* _Task to complete_:
Filter the entries down to the lines holding "Domino", then copy those lines.

[Input data — start]

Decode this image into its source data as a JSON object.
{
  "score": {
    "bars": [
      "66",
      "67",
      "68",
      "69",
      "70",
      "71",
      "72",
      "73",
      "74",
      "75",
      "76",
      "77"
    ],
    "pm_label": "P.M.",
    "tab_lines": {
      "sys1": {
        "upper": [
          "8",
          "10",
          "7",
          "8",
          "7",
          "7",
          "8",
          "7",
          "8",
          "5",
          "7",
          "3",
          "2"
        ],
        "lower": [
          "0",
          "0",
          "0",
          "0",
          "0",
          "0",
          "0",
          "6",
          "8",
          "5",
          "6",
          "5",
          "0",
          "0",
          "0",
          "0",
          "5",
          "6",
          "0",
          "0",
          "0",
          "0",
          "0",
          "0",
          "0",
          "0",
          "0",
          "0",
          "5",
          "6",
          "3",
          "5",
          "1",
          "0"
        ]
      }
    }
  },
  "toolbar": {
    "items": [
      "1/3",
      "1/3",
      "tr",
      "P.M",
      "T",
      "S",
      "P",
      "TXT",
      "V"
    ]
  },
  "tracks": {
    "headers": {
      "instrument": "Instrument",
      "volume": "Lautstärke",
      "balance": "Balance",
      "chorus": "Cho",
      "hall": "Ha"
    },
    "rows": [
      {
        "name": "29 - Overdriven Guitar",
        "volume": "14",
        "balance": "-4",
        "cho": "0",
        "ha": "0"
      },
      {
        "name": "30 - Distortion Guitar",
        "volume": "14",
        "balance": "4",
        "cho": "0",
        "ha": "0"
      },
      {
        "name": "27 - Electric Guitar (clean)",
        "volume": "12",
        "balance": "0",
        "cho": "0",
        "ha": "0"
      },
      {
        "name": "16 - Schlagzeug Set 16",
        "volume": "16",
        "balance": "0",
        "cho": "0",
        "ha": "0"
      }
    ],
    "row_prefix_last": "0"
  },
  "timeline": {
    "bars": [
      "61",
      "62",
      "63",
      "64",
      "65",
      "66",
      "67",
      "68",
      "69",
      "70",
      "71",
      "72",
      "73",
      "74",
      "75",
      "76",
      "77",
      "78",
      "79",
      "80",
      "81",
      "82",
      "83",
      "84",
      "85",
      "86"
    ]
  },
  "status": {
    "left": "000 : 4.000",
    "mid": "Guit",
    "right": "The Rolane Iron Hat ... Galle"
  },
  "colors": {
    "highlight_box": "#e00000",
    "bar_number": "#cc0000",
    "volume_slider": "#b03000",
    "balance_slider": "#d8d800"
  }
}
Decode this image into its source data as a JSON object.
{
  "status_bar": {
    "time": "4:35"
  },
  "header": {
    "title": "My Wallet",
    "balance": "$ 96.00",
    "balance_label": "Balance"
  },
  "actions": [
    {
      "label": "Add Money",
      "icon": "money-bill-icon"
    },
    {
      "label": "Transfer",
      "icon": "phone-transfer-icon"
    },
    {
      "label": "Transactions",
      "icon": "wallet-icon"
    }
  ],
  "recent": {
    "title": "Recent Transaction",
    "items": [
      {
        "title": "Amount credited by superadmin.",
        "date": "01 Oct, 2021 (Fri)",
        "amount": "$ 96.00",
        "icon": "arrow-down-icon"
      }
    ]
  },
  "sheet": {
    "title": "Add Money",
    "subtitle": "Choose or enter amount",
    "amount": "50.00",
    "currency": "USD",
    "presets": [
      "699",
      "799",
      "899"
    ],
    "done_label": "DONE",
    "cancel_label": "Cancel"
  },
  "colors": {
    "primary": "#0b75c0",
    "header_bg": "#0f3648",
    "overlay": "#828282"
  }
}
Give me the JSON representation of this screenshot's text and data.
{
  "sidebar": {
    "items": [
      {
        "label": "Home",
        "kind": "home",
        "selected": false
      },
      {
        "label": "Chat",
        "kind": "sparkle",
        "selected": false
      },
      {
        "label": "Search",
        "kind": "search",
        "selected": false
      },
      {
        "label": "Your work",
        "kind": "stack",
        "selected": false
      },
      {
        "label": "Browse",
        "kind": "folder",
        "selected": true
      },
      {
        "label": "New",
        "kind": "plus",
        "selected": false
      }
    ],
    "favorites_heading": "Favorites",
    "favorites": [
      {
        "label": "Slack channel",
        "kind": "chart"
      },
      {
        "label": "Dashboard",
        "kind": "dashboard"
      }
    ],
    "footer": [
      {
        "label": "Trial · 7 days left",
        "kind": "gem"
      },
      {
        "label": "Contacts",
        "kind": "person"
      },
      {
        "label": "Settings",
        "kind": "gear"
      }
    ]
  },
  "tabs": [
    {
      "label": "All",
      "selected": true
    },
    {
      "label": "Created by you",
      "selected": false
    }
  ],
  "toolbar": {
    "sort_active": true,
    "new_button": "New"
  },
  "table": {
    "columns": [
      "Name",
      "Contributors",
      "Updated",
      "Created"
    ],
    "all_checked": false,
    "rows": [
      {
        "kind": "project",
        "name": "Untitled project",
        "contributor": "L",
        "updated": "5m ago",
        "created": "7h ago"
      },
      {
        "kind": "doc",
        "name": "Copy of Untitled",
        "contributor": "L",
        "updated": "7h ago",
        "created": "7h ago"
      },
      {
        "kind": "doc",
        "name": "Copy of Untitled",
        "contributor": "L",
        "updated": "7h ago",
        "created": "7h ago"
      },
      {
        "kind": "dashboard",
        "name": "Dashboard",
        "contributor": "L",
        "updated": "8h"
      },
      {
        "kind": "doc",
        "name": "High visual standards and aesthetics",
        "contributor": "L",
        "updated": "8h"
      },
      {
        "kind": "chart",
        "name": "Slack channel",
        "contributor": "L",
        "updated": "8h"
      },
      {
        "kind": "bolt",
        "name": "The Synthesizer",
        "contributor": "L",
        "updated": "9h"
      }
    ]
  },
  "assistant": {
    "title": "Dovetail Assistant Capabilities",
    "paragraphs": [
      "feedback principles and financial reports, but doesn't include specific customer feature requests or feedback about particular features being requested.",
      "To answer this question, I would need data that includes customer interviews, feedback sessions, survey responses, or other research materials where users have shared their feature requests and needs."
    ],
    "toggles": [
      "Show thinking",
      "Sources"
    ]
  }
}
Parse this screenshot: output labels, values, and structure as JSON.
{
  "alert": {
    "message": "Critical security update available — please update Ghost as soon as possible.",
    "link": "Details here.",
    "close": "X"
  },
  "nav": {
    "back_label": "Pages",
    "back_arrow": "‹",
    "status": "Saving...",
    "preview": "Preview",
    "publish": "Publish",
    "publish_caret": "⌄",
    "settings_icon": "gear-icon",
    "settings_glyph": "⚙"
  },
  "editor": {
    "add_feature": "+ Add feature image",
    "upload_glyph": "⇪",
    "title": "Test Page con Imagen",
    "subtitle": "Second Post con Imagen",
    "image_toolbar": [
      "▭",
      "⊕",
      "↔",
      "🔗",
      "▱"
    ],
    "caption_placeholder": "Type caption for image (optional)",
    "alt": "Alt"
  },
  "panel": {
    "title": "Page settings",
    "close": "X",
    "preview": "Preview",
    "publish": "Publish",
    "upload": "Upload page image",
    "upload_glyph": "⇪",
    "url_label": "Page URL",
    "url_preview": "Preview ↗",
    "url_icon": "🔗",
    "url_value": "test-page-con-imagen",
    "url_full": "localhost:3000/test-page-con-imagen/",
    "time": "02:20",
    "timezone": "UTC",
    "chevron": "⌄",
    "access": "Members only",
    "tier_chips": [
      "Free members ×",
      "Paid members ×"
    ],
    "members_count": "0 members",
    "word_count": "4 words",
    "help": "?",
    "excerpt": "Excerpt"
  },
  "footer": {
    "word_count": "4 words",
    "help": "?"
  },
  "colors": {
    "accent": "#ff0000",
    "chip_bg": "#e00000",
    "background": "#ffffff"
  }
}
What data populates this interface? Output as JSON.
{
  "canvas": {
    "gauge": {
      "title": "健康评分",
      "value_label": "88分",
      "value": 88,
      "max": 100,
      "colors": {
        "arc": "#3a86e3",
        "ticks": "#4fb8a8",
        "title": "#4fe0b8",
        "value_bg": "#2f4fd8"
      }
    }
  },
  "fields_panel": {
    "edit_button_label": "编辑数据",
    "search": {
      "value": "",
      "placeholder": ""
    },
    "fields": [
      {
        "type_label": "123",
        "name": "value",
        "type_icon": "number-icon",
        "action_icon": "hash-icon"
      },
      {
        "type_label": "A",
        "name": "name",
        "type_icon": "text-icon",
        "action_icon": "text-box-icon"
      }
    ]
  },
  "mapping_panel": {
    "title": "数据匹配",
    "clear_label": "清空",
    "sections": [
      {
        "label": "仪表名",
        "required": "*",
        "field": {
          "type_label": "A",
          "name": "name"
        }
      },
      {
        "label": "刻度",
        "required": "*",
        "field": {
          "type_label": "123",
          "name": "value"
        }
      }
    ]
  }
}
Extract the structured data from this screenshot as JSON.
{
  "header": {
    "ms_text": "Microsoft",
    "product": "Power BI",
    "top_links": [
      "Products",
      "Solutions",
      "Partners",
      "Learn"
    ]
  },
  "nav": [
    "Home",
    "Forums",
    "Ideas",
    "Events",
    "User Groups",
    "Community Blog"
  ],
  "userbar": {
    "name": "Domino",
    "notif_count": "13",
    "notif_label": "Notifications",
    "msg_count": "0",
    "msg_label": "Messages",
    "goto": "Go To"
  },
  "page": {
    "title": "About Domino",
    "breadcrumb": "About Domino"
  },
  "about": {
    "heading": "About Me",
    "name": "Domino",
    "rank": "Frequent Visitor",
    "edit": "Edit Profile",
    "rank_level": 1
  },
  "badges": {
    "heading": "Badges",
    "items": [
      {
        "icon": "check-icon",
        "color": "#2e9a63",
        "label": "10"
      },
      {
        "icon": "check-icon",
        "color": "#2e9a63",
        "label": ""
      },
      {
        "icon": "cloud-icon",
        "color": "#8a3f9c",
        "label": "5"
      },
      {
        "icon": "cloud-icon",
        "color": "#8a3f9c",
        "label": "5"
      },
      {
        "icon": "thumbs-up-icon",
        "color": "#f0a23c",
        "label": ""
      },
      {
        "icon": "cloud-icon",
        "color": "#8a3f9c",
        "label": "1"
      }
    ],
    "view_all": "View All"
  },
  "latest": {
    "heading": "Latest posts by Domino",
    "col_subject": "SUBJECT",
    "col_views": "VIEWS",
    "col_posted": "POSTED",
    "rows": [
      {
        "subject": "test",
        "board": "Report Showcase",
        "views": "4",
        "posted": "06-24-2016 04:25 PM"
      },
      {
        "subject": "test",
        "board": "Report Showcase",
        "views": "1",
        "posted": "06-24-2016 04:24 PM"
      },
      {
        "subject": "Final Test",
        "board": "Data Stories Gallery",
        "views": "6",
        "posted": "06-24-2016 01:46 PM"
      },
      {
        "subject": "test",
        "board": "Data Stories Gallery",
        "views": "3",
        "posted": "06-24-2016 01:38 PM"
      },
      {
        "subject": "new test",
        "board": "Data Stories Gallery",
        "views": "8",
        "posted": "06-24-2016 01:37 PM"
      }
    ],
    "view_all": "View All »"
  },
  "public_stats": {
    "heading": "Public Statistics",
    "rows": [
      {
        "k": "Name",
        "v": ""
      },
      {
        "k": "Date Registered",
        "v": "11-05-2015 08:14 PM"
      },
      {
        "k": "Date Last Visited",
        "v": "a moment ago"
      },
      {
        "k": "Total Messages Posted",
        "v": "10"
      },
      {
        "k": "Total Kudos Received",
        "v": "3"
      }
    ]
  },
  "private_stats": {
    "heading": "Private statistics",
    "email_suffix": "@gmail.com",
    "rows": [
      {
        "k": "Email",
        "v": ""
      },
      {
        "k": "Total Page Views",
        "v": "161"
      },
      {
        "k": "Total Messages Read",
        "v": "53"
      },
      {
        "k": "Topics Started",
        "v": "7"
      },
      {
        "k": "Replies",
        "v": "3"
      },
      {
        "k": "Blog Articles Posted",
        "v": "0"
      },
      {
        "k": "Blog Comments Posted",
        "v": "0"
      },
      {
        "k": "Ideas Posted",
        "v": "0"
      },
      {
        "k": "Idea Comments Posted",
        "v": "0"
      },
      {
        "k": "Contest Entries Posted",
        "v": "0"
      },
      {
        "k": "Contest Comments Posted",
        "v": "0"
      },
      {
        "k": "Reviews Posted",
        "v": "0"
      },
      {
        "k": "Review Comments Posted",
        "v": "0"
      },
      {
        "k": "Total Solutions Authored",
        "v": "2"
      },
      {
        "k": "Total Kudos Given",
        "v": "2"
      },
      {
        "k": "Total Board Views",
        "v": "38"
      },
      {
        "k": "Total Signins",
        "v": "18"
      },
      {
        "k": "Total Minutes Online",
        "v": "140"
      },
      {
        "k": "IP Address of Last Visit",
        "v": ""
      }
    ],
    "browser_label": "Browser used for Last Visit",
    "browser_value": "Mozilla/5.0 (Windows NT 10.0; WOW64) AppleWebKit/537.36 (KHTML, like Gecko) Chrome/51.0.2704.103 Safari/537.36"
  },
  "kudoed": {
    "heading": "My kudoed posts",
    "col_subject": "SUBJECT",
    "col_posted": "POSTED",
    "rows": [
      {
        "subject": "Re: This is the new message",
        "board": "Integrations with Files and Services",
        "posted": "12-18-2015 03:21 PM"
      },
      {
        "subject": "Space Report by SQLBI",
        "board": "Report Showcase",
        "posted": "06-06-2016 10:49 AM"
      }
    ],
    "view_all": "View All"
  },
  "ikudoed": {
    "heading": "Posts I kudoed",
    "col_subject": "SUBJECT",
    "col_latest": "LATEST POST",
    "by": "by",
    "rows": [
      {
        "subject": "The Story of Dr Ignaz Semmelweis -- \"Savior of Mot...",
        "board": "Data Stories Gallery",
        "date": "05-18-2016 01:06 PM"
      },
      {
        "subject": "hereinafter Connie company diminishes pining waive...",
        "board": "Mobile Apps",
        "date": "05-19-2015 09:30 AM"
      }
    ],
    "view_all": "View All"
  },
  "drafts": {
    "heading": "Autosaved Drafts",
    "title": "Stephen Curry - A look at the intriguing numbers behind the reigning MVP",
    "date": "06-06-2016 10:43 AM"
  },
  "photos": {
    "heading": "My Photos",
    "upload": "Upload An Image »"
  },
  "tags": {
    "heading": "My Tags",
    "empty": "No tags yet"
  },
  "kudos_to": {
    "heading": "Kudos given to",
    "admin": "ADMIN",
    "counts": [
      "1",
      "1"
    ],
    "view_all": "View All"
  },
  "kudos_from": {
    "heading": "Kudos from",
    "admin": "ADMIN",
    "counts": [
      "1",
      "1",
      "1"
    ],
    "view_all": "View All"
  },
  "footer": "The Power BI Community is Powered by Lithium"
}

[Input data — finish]

* _Exercise answer_:
    "name": "Domino",
    "title": "About Domino",
    "breadcrumb": "About Domino"
    "name": "Domino",
    "heading": "Latest posts by Domino",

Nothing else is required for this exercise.